- **WHAT THE TASK REQUIRES**: Your answer should be an exact copy of the data.

[Records excerpted from a collection]
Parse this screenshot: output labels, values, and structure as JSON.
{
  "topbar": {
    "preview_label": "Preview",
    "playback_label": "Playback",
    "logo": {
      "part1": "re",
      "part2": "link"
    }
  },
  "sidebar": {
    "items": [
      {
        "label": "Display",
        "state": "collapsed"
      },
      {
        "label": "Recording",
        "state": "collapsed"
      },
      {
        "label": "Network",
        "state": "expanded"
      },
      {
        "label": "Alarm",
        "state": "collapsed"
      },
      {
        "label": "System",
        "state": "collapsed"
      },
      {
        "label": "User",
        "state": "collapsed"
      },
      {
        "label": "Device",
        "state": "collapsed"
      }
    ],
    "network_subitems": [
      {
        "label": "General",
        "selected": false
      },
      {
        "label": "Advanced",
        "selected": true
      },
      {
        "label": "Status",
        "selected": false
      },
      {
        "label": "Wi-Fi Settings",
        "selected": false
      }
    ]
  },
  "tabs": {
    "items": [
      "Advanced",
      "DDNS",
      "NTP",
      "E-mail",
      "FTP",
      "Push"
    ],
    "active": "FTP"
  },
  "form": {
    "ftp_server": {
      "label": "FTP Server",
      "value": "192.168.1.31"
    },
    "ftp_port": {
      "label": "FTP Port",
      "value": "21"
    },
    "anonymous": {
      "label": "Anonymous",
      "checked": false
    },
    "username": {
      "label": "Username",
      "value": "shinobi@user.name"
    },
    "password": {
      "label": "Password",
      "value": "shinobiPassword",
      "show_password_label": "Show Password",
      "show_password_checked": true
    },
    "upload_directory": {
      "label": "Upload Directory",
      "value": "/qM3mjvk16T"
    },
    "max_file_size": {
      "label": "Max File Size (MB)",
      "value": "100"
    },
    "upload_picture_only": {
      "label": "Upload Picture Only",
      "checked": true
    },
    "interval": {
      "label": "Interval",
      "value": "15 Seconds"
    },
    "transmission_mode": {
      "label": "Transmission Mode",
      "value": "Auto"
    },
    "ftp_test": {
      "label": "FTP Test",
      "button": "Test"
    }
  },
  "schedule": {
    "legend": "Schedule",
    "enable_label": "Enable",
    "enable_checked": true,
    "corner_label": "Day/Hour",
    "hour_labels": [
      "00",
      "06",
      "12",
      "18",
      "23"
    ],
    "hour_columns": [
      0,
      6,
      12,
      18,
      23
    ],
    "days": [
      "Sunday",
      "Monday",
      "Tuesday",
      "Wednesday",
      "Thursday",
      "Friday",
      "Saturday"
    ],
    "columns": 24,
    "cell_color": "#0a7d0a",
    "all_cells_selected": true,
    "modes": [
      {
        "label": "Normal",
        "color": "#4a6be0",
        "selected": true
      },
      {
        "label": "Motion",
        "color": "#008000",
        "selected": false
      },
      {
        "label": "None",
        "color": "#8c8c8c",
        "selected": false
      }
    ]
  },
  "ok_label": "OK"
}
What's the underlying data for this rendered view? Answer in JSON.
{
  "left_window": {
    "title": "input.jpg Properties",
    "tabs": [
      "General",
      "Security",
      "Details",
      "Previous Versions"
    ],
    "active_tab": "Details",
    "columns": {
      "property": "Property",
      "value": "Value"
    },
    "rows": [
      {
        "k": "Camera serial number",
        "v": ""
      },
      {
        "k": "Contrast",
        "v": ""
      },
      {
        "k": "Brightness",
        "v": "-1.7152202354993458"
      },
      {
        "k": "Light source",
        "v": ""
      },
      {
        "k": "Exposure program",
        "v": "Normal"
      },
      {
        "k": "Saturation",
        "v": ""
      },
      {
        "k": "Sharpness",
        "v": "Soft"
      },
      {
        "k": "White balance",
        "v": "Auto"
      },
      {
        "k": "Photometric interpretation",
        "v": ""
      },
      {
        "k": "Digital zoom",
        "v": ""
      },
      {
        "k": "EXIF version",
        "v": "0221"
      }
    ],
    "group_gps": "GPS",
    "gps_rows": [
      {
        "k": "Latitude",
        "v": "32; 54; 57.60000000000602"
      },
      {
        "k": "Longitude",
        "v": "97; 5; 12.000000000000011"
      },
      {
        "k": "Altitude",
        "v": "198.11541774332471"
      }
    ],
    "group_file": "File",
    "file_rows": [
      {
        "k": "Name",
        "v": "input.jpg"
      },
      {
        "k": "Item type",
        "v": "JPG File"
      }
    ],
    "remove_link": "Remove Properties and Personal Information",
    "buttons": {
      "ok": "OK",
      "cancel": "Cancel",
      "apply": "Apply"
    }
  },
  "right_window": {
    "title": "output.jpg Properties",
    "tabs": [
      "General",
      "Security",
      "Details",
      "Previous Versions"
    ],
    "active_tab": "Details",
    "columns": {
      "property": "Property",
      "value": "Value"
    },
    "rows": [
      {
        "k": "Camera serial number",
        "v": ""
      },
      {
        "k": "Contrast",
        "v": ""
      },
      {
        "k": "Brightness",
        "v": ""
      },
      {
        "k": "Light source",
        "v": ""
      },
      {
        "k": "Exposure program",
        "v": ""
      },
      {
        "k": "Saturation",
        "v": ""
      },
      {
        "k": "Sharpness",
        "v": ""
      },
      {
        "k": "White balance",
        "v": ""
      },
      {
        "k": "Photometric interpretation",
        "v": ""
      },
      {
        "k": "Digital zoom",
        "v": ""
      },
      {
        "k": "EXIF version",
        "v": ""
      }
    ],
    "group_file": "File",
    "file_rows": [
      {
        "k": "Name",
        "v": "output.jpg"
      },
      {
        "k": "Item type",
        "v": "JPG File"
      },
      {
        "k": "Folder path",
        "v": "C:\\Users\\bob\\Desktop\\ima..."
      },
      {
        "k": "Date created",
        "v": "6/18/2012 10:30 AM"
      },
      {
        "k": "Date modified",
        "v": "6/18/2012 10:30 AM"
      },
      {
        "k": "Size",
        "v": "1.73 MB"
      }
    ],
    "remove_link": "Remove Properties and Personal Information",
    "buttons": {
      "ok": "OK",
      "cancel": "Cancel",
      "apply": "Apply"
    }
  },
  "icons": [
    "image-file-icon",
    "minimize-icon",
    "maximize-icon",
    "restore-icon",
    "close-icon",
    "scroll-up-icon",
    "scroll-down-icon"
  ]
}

- **SOLVED EXERCISE**:
Parse this screenshot: output labels, values, and structure as JSON.
{
  "topbar": {
    "preview_label": "Preview",
    "playback_label": "Playback",
    "logo": {
      "part1": "re",
      "part2": "link"
    }
  },
  "sidebar": {
    "items": [
      {
        "label": "Display",
        "state": "collapsed"
      },
      {
        "label": "Recording",
        "state": "collapsed"
      },
      {
        "label": "Network",
        "state": "expanded"
      },
      {
        "label": "Alarm",
        "state": "collapsed"
      },
      {
        "label": "System",
        "state": "collapsed"
      },
      {
        "label": "User",
        "state": "collapsed"
      },
      {
        "label": "Device",
        "state": "collapsed"
      }
    ],
    "network_subitems": [
      {
        "label": "General",
        "selected": false
      },
      {
        "label": "Advanced",
        "selected": true
      },
      {
        "label": "Status",
        "selected": false
      },
      {
        "label": "Wi-Fi Settings",
        "selected": false
      }
    ]
  },
  "tabs": {
    "items": [
      "Advanced",
      "DDNS",
      "NTP",
      "E-mail",
      "FTP",
      "Push"
    ],
    "active": "FTP"
  },
  "form": {
    "ftp_server": {
      "label": "FTP Server",
      "value": "192.168.1.31"
    },
    "ftp_port": {
      "label": "FTP Port",
      "value": "21"
    },
    "anonymous": {
      "label": "Anonymous",
      "checked": false
    },
    "username": {
      "label": "Username",
      "value": "shinobi@user.name"
    },
    "password": {
      "label": "Password",
      "value": "shinobiPassword",
      "show_password_label": "Show Password",
      "show_password_checked": true
    },
    "upload_directory": {
      "label": "Upload Directory",
      "value": "/qM3mjvk16T"
    },
    "max_file_size": {
      "label": "Max File Size (MB)",
      "value": "100"
    },
    "upload_picture_only": {
      "label": "Upload Picture Only",
      "checked": true
    },
    "interval": {
      "label": "Interval",
      "value": "15 Seconds"
    },
    "transmission_mode": {
      "label": "Transmission Mode",
      "value": "Auto"
    },
    "ftp_test": {
      "label": "FTP Test",
      "button": "Test"
    }
  },
  "schedule": {
    "legend": "Schedule",
    "enable_label": "Enable",
    "enable_checked": true,
    "corner_label": "Day/Hour",
    "hour_labels": [
      "00",
      "06",
      "12",
      "18",
      "23"
    ],
    "hour_columns": [
      0,
      6,
      12,
      18,
      23
    ],
    "days": [
      "Sunday",
      "Monday",
      "Tuesday",
      "Wednesday",
      "Thursday",
      "Friday",
      "Saturday"
    ],
    "columns": 24,
    "cell_color": "#0a7d0a",
    "all_cells_selected": true,
    "modes": [
      {
        "label": "Normal",
        "color": "#4a6be0",
        "selected": true
      },
      {
        "label": "Motion",
        "color": "#008000",
        "selected": false
      },
      {
        "label": "None",
        "color": "#8c8c8c",
        "selected": false
      }
    ]
  },
  "ok_label": "OK"
}
What's the underlying data for this rendered view? Answer in JSON.
{
  "left_window": {
    "title": "input.jpg Properties",
    "tabs": [
      "General",
      "Security",
      "Details",
      "Previous Versions"
    ],
    "active_tab": "Details",
    "columns": {
      "property": "Property",
      "value": "Value"
    },
    "rows": [
      {
        "k": "Camera serial number",
        "v": ""
      },
      {
        "k": "Contrast",
        "v": ""
      },
      {
        "k": "Brightness",
        "v": "-1.7152202354993458"
      },
      {
        "k": "Light source",
        "v": ""
      },
      {
        "k": "Exposure program",
        "v": "Normal"
      },
      {
        "k": "Saturation",
        "v": ""
      },
      {
        "k": "Sharpness",
        "v": "Soft"
      },
      {
        "k": "White balance",
        "v": "Auto"
      },
      {
        "k": "Photometric interpretation",
        "v": ""
      },
      {
        "k": "Digital zoom",
        "v": ""
      },
      {
        "k": "EXIF version",
        "v": "0221"
      }
    ],
    "group_gps": "GPS",
    "gps_rows": [
      {
        "k": "Latitude",
        "v": "32; 54; 57.60000000000602"
      },
      {
        "k": "Longitude",
        "v": "97; 5; 12.000000000000011"
      },
      {
        "k": "Altitude",
        "v": "198.11541774332471"
      }
    ],
    "group_file": "File",
    "file_rows": [
      {
        "k": "Name",
        "v": "input.jpg"
      },
      {
        "k": "Item type",
        "v": "JPG File"
      }
    ],
    "remove_link": "Remove Properties and Personal Information",
    "buttons": {
      "ok": "OK",
      "cancel": "Cancel",
      "apply": "Apply"
    }
  },
  "right_window": {
    "title": "output.jpg Properties",
    "tabs": [
      "General",
      "Security",
      "Details",
      "Previous Versions"
    ],
    "active_tab": "Details",
    "columns": {
      "property": "Property",
      "value": "Value"
    },
    "rows": [
      {
        "k": "Camera serial number",
        "v": ""
      },
      {
        "k": "Contrast",
        "v": ""
      },
      {
        "k": "Brightness",
        "v": ""
      },
      {
        "k": "Light source",
        "v": ""
      },
      {
        "k": "Exposure program",
        "v": ""
      },
      {
        "k": "Saturation",
        "v": ""
      },
      {
        "k": "Sharpness",
        "v": ""
      },
      {
        "k": "White balance",
        "v": ""
      },
      {
        "k": "Photometric interpretation",
        "v": ""
      },
      {
        "k": "Digital zoom",
        "v": ""
      },
      {
        "k": "EXIF version",
        "v": ""
      }
    ],
    "group_file": "File",
    "file_rows": [
      {
        "k": "Name",
        "v": "output.jpg"
      },
      {
        "k": "Item type",
        "v": "JPG File"
      },
      {
        "k": "Folder path",
        "v": "C:\\Users\\bob\\Desktop\\ima..."
      },
      {
        "k": "Date created",
        "v": "6/18/2012 10:30 AM"
      },
      {
        "k": "Date modified",
        "v": "6/18/2012 10:30 AM"
      },
      {
        "k": "Size",
        "v": "1.73 MB"
      }
    ],
    "remove_link": "Remove Properties and Personal Information",
    "buttons": {
      "ok": "OK",
      "cancel": "Cancel",
      "apply": "Apply"
    }
  },
  "icons": [
    "image-file-icon",
    "minimize-icon",
    "maximize-icon",
    "restore-icon",
    "close-icon",
    "scroll-up-icon",
    "scroll-down-icon"
  ]
}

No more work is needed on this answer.